In fact, the Black Sea Fleet has proven invaluable for Russia and its Syrian partners. The Black Sea Fleet’s flagship, the guided missile cruiser Moskva, and an accompanying number of surface combatants, have deployed off of Syria to provide air and missile defense from the Mediterranean. The criticism is that these are older vessels with aging technologies. Compared to many NATO vessels this is true, but they are more than adequate for the job they have been deployed for. Moreover, their employment portends both a Russian capability and an intent aligned to achieving Russian limited foreign policy objectives. Thus they represent a significant threat which cannot be dismissed by NATO naval planners.

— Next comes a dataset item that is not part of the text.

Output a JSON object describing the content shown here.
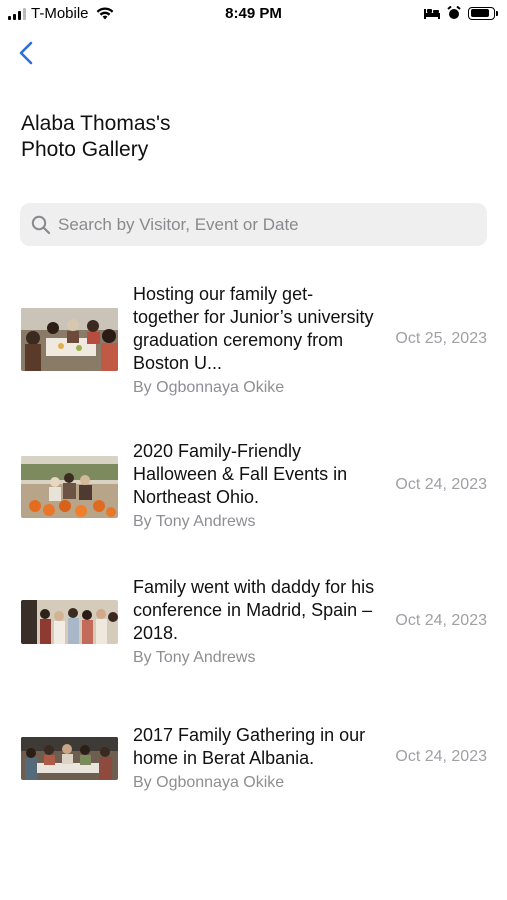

By all accounts, the Russians have been building up their navy over the last few years, which seems to align with their stated and demonstrated foreign policy objectives. Time will surely tell, but until we have evidence that a collapse of the Russian navy is actually imminent, we should be careful about throwing around rash predictions that don’t reflect reality.
The implications of doubting Russian capabilities
Many assessments of what the Russian military can and cannot do have been inaccurate. This isn’t just problematic for the facts’ sake—more troubling, it risks skewing our assessment of how far Moscow will go in its Syrian intervention. When Western analysts—and in turn, Western leaders—seek to discredit Russian military capabilities, Moscow will likely continue to take the opportunity to prove them wrong.
Commander Garrett I. Campbell
Federal Executive Fellow, Brookings Institution; United States Navy